#### TASK REQUIREMENTS:
Each line below with the word "role" needs to be copied.

#### INFORMATION GIVEN:
--------------------------------

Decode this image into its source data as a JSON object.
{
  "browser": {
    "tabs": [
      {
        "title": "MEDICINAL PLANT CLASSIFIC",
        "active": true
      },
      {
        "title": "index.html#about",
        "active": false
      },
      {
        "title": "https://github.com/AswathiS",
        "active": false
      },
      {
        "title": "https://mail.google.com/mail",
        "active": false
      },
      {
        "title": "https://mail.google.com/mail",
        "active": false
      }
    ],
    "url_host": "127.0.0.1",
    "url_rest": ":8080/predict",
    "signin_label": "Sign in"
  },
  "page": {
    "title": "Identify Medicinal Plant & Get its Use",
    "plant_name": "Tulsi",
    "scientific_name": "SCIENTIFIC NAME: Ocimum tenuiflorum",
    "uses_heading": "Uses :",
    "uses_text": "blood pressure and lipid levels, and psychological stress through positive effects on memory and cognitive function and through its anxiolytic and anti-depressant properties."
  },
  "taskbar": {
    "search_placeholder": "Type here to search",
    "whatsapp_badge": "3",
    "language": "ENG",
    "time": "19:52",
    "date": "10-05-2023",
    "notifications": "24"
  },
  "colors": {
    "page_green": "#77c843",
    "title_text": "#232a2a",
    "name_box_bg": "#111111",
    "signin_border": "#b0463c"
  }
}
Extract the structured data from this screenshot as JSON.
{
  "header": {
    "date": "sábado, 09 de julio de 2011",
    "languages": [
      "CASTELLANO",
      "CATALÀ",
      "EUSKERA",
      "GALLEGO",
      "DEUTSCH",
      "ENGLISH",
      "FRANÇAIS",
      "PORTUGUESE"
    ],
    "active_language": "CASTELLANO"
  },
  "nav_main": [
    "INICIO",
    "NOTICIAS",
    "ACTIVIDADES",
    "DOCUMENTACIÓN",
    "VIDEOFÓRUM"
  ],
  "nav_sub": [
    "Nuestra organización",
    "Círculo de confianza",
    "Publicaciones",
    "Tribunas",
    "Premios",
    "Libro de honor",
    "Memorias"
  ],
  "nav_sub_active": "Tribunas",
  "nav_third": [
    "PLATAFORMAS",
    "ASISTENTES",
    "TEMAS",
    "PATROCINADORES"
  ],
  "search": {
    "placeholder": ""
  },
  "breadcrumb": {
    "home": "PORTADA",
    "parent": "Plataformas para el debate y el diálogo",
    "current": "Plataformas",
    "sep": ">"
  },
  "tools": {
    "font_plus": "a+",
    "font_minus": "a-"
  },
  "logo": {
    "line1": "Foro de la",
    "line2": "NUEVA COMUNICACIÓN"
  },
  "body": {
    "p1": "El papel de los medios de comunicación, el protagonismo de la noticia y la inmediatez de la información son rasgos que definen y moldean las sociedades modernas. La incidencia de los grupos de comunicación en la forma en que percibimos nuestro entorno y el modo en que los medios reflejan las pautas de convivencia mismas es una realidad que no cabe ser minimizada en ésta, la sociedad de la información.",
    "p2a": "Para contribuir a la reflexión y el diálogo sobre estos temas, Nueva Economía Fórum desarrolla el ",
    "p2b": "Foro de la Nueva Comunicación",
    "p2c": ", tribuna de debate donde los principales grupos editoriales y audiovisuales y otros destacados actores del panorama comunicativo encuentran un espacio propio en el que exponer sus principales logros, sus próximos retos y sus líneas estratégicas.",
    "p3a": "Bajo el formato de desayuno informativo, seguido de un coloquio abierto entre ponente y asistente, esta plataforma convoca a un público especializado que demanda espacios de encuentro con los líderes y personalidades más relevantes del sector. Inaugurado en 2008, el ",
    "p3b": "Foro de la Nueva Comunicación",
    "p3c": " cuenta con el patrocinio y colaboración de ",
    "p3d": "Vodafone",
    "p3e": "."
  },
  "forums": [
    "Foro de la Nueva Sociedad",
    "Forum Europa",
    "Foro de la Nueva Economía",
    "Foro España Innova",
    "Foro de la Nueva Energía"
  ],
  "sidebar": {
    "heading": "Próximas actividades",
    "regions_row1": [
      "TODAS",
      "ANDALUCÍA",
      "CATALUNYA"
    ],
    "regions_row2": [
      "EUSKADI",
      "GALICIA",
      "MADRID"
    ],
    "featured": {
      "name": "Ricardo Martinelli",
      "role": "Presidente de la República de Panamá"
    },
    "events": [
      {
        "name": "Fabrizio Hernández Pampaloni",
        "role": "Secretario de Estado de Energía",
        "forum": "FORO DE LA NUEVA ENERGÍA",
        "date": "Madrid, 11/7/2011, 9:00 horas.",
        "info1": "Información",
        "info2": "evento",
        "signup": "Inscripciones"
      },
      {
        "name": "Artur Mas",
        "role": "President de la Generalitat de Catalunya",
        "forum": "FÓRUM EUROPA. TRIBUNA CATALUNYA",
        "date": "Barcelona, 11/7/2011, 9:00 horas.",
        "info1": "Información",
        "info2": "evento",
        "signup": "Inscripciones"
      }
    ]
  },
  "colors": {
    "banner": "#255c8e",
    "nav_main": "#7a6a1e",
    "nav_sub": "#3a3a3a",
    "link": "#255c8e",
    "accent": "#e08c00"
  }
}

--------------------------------

#### ANSWER SPACE:
      "role": "Presidente de la República de Panamá"
        "role": "Secretario de Estado de Energía",
        "role": "President de la Generalitat de Catalunya",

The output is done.